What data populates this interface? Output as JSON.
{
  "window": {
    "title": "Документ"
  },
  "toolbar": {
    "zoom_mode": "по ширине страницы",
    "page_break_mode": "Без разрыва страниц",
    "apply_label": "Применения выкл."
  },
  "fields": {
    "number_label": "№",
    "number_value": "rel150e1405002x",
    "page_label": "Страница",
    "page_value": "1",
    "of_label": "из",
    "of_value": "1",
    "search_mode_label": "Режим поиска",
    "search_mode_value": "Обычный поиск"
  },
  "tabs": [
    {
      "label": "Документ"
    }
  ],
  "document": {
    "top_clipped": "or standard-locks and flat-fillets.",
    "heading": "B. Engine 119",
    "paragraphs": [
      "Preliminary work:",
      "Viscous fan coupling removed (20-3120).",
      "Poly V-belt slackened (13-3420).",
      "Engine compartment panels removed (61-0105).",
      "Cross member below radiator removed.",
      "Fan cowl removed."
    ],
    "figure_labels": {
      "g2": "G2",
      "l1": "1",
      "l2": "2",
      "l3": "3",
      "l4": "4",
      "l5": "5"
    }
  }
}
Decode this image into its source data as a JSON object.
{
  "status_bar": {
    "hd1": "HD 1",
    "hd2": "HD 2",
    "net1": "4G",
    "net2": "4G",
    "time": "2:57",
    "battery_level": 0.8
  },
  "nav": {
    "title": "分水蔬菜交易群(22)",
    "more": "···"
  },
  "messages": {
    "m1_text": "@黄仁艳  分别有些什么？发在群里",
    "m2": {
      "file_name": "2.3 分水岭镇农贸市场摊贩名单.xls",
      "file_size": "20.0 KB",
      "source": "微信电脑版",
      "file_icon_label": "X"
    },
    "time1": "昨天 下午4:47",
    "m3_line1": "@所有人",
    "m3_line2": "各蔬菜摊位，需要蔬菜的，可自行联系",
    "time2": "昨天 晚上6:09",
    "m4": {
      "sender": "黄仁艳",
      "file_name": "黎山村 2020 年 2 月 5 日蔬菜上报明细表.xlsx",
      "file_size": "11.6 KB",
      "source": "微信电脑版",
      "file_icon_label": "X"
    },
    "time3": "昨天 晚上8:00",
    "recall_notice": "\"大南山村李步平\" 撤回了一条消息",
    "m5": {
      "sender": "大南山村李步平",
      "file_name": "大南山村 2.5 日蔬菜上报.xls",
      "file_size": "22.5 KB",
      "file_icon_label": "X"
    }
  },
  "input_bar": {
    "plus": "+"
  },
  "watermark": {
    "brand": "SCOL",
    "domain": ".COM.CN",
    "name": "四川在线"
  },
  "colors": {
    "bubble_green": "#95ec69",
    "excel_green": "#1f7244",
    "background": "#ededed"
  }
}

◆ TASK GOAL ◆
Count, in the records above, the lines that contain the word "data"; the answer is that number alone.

◆ EXERCISE SOLUTION ◆
2